Every line below that mentions the word "title" should be copied out.
[Data supplied Boundary: Start]
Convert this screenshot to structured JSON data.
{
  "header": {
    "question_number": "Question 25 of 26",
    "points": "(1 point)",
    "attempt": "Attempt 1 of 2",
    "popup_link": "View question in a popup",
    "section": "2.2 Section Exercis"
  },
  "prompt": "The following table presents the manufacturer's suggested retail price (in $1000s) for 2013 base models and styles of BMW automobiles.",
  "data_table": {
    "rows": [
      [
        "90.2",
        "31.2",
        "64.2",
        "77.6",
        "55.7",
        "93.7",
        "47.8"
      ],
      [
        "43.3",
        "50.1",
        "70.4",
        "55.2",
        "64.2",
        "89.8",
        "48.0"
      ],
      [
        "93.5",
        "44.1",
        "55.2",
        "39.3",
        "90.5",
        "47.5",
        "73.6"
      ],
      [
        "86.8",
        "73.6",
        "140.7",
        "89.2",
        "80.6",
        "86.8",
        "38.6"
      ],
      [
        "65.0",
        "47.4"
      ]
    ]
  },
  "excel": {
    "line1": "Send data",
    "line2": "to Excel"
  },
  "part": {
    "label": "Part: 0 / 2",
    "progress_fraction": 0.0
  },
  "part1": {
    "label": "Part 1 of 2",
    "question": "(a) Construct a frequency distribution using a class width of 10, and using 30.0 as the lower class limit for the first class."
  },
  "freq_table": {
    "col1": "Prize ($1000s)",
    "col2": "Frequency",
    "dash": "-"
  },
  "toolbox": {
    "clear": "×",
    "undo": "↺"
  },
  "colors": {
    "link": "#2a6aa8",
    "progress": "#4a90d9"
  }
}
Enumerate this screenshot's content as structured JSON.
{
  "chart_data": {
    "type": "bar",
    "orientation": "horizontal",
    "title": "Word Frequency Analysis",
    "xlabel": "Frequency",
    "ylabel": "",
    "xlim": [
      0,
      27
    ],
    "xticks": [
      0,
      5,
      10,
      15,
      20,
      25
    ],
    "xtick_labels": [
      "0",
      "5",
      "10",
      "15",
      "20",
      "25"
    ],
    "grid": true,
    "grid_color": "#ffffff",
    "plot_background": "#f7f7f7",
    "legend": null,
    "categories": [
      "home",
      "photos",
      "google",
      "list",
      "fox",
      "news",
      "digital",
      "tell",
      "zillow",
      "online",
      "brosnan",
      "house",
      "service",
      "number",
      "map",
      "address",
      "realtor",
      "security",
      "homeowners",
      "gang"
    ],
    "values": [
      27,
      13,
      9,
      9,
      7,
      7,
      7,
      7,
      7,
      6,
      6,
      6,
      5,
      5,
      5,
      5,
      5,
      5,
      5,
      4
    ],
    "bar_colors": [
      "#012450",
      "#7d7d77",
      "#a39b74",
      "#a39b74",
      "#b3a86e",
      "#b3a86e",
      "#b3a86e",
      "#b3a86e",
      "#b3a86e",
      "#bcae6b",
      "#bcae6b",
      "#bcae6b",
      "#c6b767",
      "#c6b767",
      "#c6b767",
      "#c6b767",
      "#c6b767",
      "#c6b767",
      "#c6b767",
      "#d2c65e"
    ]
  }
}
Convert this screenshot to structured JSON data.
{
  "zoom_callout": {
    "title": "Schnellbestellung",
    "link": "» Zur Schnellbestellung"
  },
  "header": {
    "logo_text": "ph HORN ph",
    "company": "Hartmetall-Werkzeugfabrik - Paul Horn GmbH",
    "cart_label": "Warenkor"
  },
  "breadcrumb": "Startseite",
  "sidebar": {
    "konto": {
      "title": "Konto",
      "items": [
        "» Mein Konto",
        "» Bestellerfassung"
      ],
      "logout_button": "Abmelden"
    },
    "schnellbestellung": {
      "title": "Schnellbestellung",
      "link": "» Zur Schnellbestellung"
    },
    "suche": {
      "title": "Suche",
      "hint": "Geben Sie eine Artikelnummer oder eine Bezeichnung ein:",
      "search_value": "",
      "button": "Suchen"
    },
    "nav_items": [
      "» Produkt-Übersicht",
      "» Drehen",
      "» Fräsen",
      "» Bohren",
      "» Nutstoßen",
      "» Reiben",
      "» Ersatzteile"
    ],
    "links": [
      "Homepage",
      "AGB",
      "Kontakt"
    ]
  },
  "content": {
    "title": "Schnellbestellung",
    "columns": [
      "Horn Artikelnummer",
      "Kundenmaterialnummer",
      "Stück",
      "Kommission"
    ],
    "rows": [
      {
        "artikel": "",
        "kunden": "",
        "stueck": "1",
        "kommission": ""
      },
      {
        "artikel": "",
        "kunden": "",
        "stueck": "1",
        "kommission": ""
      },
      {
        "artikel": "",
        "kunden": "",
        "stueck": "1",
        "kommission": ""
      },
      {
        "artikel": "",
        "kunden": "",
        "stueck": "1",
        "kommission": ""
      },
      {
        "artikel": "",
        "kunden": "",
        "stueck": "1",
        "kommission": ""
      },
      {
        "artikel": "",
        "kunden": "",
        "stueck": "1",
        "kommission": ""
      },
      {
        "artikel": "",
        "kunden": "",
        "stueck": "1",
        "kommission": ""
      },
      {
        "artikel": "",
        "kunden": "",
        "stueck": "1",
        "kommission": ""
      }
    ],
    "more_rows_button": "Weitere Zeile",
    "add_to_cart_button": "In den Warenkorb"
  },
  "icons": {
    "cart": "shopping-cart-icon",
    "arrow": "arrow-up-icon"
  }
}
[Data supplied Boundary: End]
Task output –
    "title": "Word Frequency Analysis",
    "title": "Schnellbestellung",
      "title": "Konto",
      "title": "Schnellbestellung",
      "title": "Suche",
    "title": "Schnellbestellung",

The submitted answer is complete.